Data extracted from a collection
------------------------------

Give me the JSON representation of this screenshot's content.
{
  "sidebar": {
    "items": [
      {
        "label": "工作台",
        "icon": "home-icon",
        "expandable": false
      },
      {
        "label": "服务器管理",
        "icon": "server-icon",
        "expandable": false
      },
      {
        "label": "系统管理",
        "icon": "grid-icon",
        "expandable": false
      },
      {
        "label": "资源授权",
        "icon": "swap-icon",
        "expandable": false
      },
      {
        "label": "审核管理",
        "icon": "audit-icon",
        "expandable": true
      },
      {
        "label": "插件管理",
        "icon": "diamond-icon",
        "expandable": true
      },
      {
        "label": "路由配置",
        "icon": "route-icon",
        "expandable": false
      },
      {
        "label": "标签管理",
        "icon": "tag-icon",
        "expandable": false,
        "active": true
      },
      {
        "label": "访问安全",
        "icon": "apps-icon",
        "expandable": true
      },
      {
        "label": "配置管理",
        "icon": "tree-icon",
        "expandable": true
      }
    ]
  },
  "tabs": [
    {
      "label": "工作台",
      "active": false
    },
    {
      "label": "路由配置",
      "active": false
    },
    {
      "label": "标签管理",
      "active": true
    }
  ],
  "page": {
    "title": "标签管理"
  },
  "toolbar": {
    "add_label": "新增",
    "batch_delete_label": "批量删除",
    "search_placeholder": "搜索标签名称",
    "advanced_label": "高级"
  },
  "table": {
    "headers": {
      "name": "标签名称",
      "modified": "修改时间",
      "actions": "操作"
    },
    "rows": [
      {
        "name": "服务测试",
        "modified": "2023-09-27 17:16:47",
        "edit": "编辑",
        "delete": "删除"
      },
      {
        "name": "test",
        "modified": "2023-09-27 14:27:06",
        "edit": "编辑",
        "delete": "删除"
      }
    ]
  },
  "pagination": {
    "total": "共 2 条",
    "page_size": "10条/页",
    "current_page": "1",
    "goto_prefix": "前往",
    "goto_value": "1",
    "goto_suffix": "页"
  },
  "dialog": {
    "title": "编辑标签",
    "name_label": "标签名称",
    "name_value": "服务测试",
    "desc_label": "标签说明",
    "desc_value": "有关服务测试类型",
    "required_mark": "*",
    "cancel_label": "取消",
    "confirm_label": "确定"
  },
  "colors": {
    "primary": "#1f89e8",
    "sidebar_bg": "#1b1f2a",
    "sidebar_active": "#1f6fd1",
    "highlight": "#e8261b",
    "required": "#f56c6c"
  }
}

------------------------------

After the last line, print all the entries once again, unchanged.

▶ [Your response]
Give me the JSON representation of this screenshot's content.
{
  "sidebar": {
    "items": [
      {
        "label": "工作台",
        "icon": "home-icon",
        "expandable": false
      },
      {
        "label": "服务器管理",
        "icon": "server-icon",
        "expandable": false
      },
      {
        "label": "系统管理",
        "icon": "grid-icon",
        "expandable": false
      },
      {
        "label": "资源授权",
        "icon": "swap-icon",
        "expandable": false
      },
      {
        "label": "审核管理",
        "icon": "audit-icon",
        "expandable": true
      },
      {
        "label": "插件管理",
        "icon": "diamond-icon",
        "expandable": true
      },
      {
        "label": "路由配置",
        "icon": "route-icon",
        "expandable": false
      },
      {
        "label": "标签管理",
        "icon": "tag-icon",
        "expandable": false,
        "active": true
      },
      {
        "label": "访问安全",
        "icon": "apps-icon",
        "expandable": true
      },
      {
        "label": "配置管理",
        "icon": "tree-icon",
        "expandable": true
      }
    ]
  },
  "tabs": [
    {
      "label": "工作台",
      "active": false
    },
    {
      "label": "路由配置",
      "active": false
    },
    {
      "label": "标签管理",
      "active": true
    }
  ],
  "page": {
    "title": "标签管理"
  },
  "toolbar": {
    "add_label": "新增",
    "batch_delete_label": "批量删除",
    "search_placeholder": "搜索标签名称",
    "advanced_label": "高级"
  },
  "table": {
    "headers": {
      "name": "标签名称",
      "modified": "修改时间",
      "actions": "操作"
    },
    "rows": [
      {
        "name": "服务测试",
        "modified": "2023-09-27 17:16:47",
        "edit": "编辑",
        "delete": "删除"
      },
      {
        "name": "test",
        "modified": "2023-09-27 14:27:06",
        "edit": "编辑",
        "delete": "删除"
      }
    ]
  },
  "pagination": {
    "total": "共 2 条",
    "page_size": "10条/页",
    "current_page": "1",
    "goto_prefix": "前往",
    "goto_value": "1",
    "goto_suffix": "页"
  },
  "dialog": {
    "title": "编辑标签",
    "name_label": "标签名称",
    "name_value": "服务测试",
    "desc_label": "标签说明",
    "desc_value": "有关服务测试类型",
    "required_mark": "*",
    "cancel_label": "取消",
    "confirm_label": "确定"
  },
  "colors": {
    "primary": "#1f89e8",
    "sidebar_bg": "#1b1f2a",
    "sidebar_active": "#1f6fd1",
    "highlight": "#e8261b",
    "required": "#f56c6c"
  }
}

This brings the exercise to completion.